The above indicates that the international community has been shying away from this humanitarian crisis for quite some time for reasons that are unknown. Only recently, international concern and protests are there against the atrocities of the Myanmar authorities against the Rohingyas. Even the international agencies like the UNO and its other arms like the UNHCR were not very vocal until the recent escalation of the crisis. Nevertheless, these are feeble responses. The reason could be the emergence of the unipolar world after the dismemberment of the Soviet Union. Now, everyone looks up to the United States of America for the solutions of all international crises or there seems to be a belief that, as the most powerful nation, it has assumed the responsibility of solving crises around the world. However, at different points in time, the United States has expressed its concern about the Rohingya issue with the Myanmar government by sending high officials to Yangon for finding solutions to the crisis through peaceful means. The United Nations also took several initiatives on the issue by having dialogues with the authorities in Yangon. But the most interesting fact is that other global and regional powers like the People’s Republic of China and the Republic of India did not take any substantive move or echo any protests to resolve this humanitarian crisis. Such attitudes and behaviour of the parties that matter in the global scenario reveal that, nowadays, policies are mostly guided by economic interests. Other issues and problems including humanitarian causes and human rights have become secondary to economic interests, or in other words, human consideration has virtually become a non-issue.
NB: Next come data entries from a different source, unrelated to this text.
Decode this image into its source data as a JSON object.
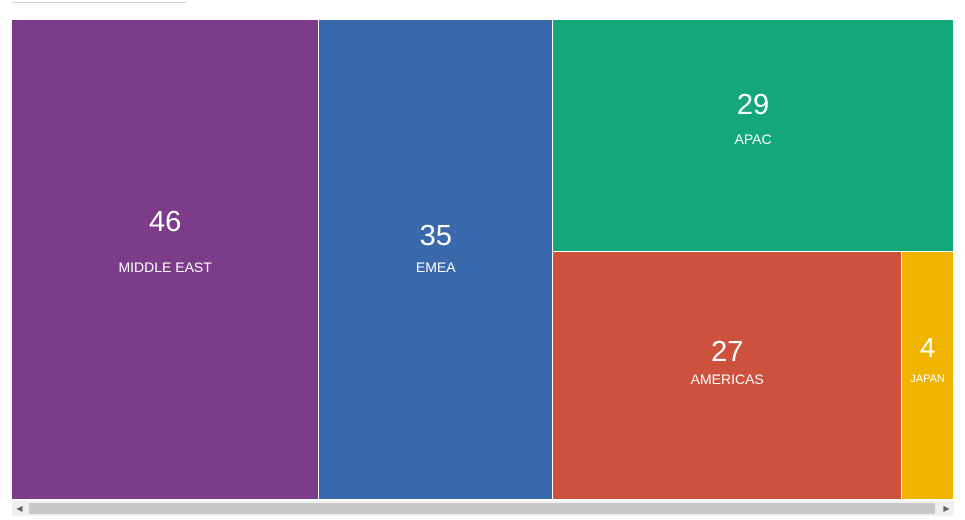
{
  "chart_data": {
    "type": "treemap",
    "items": [
      {
        "label": "MIDDLE EAST",
        "value": 46,
        "color": "#7d3c8a"
      },
      {
        "label": "EMEA",
        "value": 35,
        "color": "#3a68ad"
      },
      {
        "label": "APAC",
        "value": 29,
        "color": "#14a77a"
      },
      {
        "label": "AMERICAS",
        "value": 27,
        "color": "#cc523e"
      },
      {
        "label": "JAPAN",
        "value": 4,
        "color": "#f0b400"
      }
    ]
  },
  "scrollbar": {
    "left_icon": "arrow-left-icon",
    "right_icon": "arrow-right-icon"
  }
}
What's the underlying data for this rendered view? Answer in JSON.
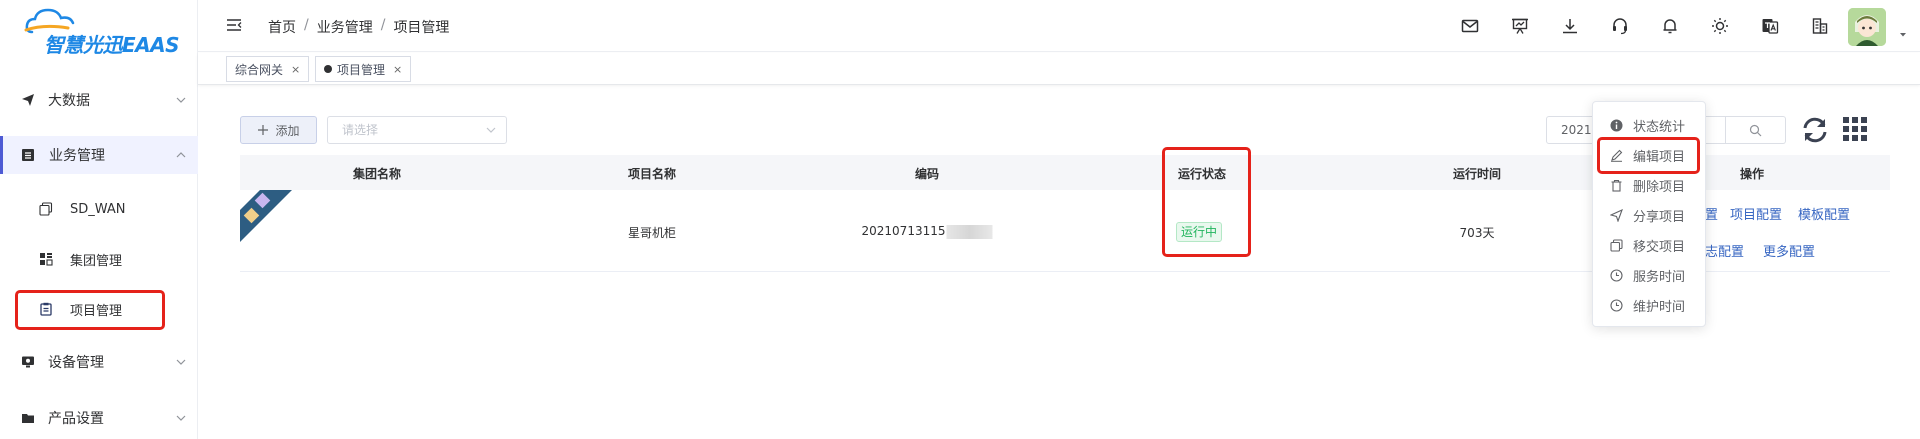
{
  "brand": {
    "logo_text": "智慧光迅EAAS",
    "logo_color": "#1e88e5"
  },
  "sidebar": {
    "items": [
      {
        "label": "大数据",
        "icon": "send-icon"
      },
      {
        "label": "业务管理",
        "icon": "list-icon",
        "expanded": true
      },
      {
        "label": "SD_WAN",
        "icon": "copy-icon"
      },
      {
        "label": "集团管理",
        "icon": "grid-icon"
      },
      {
        "label": "项目管理",
        "icon": "clipboard-icon",
        "selected": true
      },
      {
        "label": "设备管理",
        "icon": "monitor-icon"
      },
      {
        "label": "产品设置",
        "icon": "folder-icon"
      }
    ]
  },
  "header": {
    "breadcrumb": [
      "首页",
      "业务管理",
      "项目管理"
    ],
    "breadcrumb_sep": "/",
    "icons": [
      "mail-icon",
      "presentation-icon",
      "download-icon",
      "headset-icon",
      "bell-icon",
      "sun-icon",
      "translate-icon",
      "building-icon"
    ]
  },
  "tabs": [
    {
      "label": "综合网关",
      "close": "×"
    },
    {
      "label": "项目管理",
      "close": "×",
      "active": true
    }
  ],
  "toolbar": {
    "add_label": "添加",
    "add_icon": "plus-icon",
    "select_placeholder": "请选择",
    "search_value": "2021("
  },
  "table": {
    "columns": [
      "集团名称",
      "项目名称",
      "编码",
      "运行状态",
      "运行时间",
      "操作"
    ],
    "rows": [
      {
        "group": "",
        "project": "星哥机柜",
        "code": "20210713115",
        "status": "运行中",
        "runtime": "703天",
        "ops_row1": [
          "置",
          "项目配置",
          "模板配置"
        ],
        "ops_row2": [
          "志配置",
          "更多配置"
        ]
      }
    ]
  },
  "dropdown": {
    "items": [
      {
        "label": "状态统计",
        "icon": "info-icon"
      },
      {
        "label": "编辑项目",
        "icon": "edit-icon",
        "highlighted": true
      },
      {
        "label": "删除项目",
        "icon": "trash-icon"
      },
      {
        "label": "分享项目",
        "icon": "send-icon"
      },
      {
        "label": "移交项目",
        "icon": "copy-icon"
      },
      {
        "label": "服务时间",
        "icon": "clock-icon"
      },
      {
        "label": "维护时间",
        "icon": "clock-icon"
      }
    ]
  },
  "colors": {
    "accent": "#4e5bd4",
    "link": "#3766c2",
    "status_green": "#22b55e",
    "highlight_red": "#e5221a"
  }
}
On the other hand, the voices of protests of the global civil society, and human rights activists also appear to be weak or silent. The reasons for this apparent silence could be that these institutions and groups now lack vision, strategy, and commitment to lodge protests and movements around the world against injustices that are being committed against the Rohingyas in Myanmar. Inaction or inadequate response to this humanitarian crisis is leading to ethnic cleansing of the Rohingyas in Myanmar. They are quickly turning into a lost nationality living in different countries of the world with a stateless status. The other danger is that they are already opting for violent means to establish their rightful claim and to protect human rights in Myanmar. There is also the possibility that global terrorist organisations will get themselves involved amongst the Rohingyas and thereby spread terrorism, especially in regional countries, which will consequently worsen relationships between those nations. However, the atrocities of extreme proportion that are being committed, and inadequate action or somewhat perceived inaction on the part of those who matter in the world and the regional politics towards saving the Rohingyas from ethnic cleansing remind us of the phrase that the Rohingyas perhaps are the “Children of a lesser god’.   


[The different sources of information are acknowledged with gratitude.]


The writer is Professor and Chairman, Department of Public Administration, University of Dhaka and Member, National Human Rights Commission, Bangladesh